In Goleta they stopped for burgers and fries with chocolate malts. Ruthie couldn’t stand ketchup any more, and ate half her burger, let Kyle finish it. He’d started smoking Kool cigarettes recently, instead of Camels. Ruthie thought that was kind of silly, but didn’t say anything. When they walked back out to the car, Kyle picked her up and carried her like a child in his big arms, the way they used to do. They laughed. She liked to feel his crewcut.
The long stretch by the ocean without any gas stations or motels was a kick.
“What if the car broke down?” she said, tongue-in-cheek.
“You mean if the engine fell out?” he quipped.
“What if a pack of hungry lions stopped us?”
she asked him.
He just laughed.
They loved Mr. Hearst’s castle and a night in Cambria, but they were homebodies and started back home a day early.
When they hauled in at 1 AM, they could hear music from the street, pulsating, hypnotic. Kyle went in by the service porch and said in a loud voice, “What the hell is that?”
He meant the acrid smoke. It was marijuana, and Sylvia stepped into the kitchen.
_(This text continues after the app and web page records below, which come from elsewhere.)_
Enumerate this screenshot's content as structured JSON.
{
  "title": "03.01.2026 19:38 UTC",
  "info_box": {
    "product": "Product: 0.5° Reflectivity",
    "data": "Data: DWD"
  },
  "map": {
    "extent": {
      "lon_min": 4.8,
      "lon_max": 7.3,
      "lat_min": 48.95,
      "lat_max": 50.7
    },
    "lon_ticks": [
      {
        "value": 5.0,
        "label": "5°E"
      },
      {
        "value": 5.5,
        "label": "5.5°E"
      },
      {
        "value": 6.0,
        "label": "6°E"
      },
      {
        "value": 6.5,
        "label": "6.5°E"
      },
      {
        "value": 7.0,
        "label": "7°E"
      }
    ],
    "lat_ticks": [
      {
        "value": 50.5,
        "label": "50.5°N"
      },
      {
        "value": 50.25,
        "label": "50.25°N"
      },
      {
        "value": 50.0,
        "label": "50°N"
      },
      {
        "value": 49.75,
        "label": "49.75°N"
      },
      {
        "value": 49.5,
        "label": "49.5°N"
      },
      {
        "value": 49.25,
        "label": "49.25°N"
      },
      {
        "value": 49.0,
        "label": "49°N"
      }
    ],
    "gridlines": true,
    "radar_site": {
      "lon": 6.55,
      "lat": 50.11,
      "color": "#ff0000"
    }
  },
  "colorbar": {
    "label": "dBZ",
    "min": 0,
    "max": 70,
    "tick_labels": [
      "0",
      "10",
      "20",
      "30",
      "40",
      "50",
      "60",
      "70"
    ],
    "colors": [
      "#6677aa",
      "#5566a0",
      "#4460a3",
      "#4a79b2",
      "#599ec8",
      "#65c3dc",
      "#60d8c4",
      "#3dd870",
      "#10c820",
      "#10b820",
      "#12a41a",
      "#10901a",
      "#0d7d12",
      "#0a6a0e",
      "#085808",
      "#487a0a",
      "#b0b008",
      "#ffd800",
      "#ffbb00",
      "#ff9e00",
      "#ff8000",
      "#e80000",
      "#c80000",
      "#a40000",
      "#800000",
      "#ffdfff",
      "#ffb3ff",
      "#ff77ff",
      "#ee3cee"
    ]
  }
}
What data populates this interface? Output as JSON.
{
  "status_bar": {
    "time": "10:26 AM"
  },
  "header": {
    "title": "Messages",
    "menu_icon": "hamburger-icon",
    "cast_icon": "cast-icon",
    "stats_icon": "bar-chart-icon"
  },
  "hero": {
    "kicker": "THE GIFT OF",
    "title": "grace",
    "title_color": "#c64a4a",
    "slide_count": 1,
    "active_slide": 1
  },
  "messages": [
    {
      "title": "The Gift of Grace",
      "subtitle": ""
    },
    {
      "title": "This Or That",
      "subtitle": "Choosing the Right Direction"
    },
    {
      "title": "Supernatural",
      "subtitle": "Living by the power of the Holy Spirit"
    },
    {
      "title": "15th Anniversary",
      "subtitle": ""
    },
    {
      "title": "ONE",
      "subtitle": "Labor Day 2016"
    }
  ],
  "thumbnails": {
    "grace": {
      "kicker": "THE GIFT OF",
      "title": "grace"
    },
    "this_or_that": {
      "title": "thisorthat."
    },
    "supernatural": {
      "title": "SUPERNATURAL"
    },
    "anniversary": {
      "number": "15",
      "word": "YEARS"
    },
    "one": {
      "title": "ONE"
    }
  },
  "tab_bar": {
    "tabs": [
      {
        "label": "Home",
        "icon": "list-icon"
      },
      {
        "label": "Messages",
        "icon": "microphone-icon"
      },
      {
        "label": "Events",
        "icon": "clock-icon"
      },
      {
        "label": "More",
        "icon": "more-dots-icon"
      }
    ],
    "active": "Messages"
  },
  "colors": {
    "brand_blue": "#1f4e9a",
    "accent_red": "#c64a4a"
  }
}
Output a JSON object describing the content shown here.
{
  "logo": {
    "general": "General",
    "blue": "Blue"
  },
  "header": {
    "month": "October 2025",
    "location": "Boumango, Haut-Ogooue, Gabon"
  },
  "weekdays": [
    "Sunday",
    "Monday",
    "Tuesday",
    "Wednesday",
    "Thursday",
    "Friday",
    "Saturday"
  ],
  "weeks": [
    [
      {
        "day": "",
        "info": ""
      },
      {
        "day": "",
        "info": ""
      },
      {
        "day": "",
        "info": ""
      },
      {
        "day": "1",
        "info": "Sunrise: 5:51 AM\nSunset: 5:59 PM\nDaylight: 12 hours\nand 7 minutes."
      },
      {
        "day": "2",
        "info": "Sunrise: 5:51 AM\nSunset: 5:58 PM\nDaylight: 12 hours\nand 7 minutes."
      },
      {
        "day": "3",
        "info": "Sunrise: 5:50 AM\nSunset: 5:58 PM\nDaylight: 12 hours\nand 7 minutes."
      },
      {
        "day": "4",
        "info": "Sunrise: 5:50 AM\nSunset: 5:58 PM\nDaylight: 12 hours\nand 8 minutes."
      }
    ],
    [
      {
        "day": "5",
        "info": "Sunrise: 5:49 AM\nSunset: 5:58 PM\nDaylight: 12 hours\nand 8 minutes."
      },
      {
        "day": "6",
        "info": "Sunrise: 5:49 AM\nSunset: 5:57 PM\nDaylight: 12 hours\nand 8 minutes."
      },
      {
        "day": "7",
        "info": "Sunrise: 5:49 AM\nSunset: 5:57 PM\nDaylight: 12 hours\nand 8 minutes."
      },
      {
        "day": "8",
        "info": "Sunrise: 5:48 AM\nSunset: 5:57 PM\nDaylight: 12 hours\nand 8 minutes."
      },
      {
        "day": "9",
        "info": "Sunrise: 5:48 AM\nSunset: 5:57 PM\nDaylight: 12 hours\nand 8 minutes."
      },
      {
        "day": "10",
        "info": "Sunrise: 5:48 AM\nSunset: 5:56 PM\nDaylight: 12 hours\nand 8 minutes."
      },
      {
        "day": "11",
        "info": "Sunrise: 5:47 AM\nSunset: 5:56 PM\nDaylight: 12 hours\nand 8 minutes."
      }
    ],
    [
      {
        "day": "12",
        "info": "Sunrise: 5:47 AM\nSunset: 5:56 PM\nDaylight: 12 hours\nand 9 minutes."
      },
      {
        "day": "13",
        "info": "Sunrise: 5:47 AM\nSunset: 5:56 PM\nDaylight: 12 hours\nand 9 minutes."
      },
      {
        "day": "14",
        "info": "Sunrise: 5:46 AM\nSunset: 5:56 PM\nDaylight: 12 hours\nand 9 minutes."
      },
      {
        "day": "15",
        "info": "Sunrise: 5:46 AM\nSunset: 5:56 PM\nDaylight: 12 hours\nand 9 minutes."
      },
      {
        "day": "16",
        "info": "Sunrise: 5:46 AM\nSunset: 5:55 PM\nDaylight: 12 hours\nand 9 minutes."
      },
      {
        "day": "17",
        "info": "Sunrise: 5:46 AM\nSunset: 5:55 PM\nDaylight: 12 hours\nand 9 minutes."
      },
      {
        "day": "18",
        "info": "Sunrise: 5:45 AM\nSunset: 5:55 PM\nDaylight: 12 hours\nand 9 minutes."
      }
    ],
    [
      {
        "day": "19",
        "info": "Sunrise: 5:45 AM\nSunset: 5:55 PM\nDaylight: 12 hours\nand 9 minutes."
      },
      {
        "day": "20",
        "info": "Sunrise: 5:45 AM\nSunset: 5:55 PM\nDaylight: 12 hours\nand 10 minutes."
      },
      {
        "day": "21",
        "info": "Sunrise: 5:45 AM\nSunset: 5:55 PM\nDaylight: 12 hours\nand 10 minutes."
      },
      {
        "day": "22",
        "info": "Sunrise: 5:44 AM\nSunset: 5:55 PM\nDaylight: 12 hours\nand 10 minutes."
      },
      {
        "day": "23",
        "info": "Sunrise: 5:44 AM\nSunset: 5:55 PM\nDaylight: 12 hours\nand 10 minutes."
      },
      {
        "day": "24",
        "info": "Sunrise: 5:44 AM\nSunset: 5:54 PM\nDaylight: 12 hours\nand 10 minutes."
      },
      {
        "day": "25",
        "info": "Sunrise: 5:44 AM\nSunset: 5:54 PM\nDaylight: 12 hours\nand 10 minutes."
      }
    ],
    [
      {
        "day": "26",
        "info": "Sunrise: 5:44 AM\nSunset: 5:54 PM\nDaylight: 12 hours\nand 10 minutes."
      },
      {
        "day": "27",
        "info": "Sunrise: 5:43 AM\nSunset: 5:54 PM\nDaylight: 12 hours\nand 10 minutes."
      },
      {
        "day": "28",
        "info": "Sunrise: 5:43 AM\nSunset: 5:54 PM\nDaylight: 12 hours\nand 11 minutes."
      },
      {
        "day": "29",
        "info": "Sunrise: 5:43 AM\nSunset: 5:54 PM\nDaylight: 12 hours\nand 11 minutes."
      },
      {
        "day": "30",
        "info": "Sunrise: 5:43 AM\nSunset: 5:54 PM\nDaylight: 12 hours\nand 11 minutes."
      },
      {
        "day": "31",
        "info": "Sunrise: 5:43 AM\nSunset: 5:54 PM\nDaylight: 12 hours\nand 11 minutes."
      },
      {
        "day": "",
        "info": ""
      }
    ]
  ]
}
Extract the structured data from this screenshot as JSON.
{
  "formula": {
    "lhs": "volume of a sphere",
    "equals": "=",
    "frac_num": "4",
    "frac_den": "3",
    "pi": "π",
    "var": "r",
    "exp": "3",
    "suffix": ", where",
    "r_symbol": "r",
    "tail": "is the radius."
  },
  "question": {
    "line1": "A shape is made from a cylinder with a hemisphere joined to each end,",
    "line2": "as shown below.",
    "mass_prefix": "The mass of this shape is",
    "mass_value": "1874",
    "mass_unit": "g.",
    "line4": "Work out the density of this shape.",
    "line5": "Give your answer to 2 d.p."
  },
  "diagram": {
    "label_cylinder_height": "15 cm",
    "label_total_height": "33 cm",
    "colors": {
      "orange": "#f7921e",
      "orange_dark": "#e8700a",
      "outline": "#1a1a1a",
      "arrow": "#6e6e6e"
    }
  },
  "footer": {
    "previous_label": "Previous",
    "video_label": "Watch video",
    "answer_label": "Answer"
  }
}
Her eyes were wide with fear and she wore one of the new bathing suits, a “bikini”. The pupils of her eyes were dilated. Her friends had already scattered.
Kyle stood stock still for a second and the muscles in his neck, arms and chest hardened. He struggled to keep his balance and take a breath of air. Sylvia froze and her features tightened with terror.
Before he spoke, Kyle growled. Drawing out his words, he asked the girl, “What’s going on, Sylvia?”
She had just barely enough time to raise her arms in defense when her father sprang from his knees to lunge toward her.
Ruthie stepped to his side, pressed the barrel of his Colt M1911 against his throat and fired.
The red mist of his blood covered every surface in their kitchen including their bodies, while Kyle slumped to the floor.
Ruthie’s ears rang, and Sylvia’s. Without haste, they came together in an embrace.
Tommy was the first police officer to arrive. He threw up at what he saw, recovered, and gasped:
“I’m sorry Kyle ended his own life this way, Ruthie. He was one of my oldest friends. He couldn’t see a way out. I’m so sorry. May I have the gun, please?”
She handed it over.
In the years to come she never remarried or knitted again. She got an apartment on Union by the record store and had grandchildren over whenever they could come. Tommy the cop died two years later on a fishing trip in Baja when the boat sank in a storm.
Ruthie volunteered to shelve books at the library on Pomona, went to movies at the Fox with friends and volunteered at St. Jude, too. Every year she donated a big box of books to the library. She sang in her church choir and baked cakes for their sales. Whenever her high school class had a reunion she went, and sometimes served on the committee. People said it was a shame, what happened to Kyle.
Ruthie would have agreed.